5. Jan 11, 2014

### chingel

The sum is also the distance between opposite sides of a regular polygon with 2n sides of length 1, from where the result comes with simple geometry.

6. Jan 12, 2014

### CosmicKitten

I stumbled upon a really complicated way to d0 it by induction... too tired now to do the arithmetic and see if it works right now. After easily establishing that both sides equal 0 for n=1, it involves turning the right side into the form (e^ipi/n + 1)/(e^ipi/n -1) and multiplying the numerator and the denominator by e to the power of (i*pi/n^2)/(1+1/n) which turns the denominator of the exponent into n+1 without changing the numerator, but it changes the 1 on the numerator and the -1 in the denominator so you must add something to make them turn back into 1 and -1 without changing the e^ipi/n+1's. So add A/B to that and solve for A and B and then add A/B to the other side and see if you can get it in the n+1 form.
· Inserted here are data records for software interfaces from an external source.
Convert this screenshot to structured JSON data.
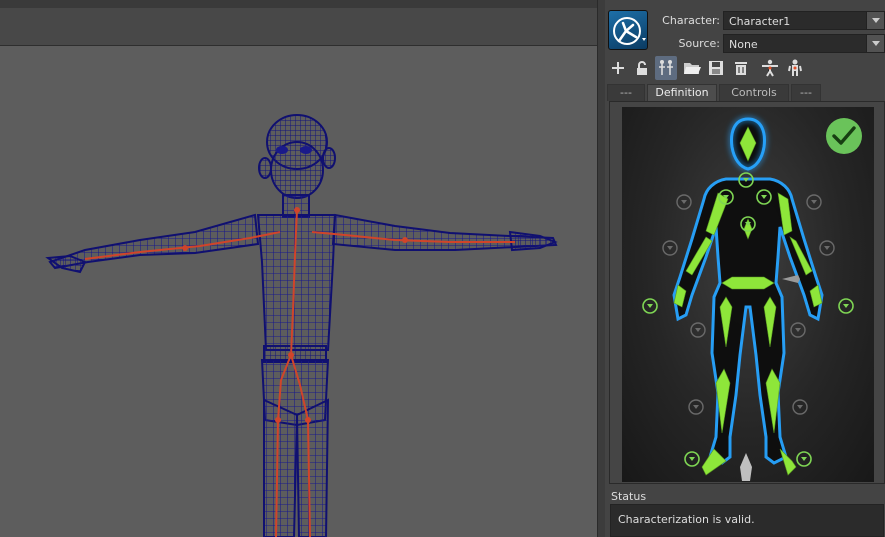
{
  "hik": {
    "character_label": "Character:",
    "character_value": "Character1",
    "source_label": "Source:",
    "source_value": "None",
    "tabs": [
      {
        "label": "---",
        "active": false
      },
      {
        "label": "Definition",
        "active": true
      },
      {
        "label": "Controls",
        "active": false
      },
      {
        "label": "---",
        "active": false
      }
    ],
    "toolbar_icons": [
      "add-icon",
      "unlock-icon",
      "skeleton-definition-icon",
      "open-folder-icon",
      "save-icon",
      "delete-icon",
      "t-pose-skeleton-icon",
      "character-icon"
    ],
    "status_label": "Status",
    "status_text": "Characterization is valid.",
    "valid_icon": "checkmark-icon"
  },
  "colors": {
    "bone_green": "#8ee63a",
    "mesh_wire": "#1a1a8a",
    "joint_red": "#d0442a",
    "accent_blue": "#5e6c80"
  }
}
Is that on the right track?

7. Jan 17, 2014

### Office_Shredder

Staff Emeritus
It might work, why don't you try going through the details to see if you can hammer it out?

chingel, that's a pretty cool way of attacking this problem. Can you explain a bit more how the geometry works out to give it?

8. Jan 17, 2014

### chingel

Since on an x-y plane the sine is the vertical projection of a segment of length 1 at a particular angle and we are trying to find the sum of sines, that is the sum of the vertical projections, we can add up all the segments and then find the vertical projection of the sum. Noticing that the angles increase with regular intervals and that the segments make up half of an 2n-gon, then the vertical projection of the sum is just twice the apothem of the 2n-gon and using the well known simple formula for the apothem we get the answer.

http://www.buzzle.com/articles/finding-apothem-of-a-regular-polygon.html

9. Jan 17, 2014

### Office_Shredder

Staff Emeritus
This is a very cool proof.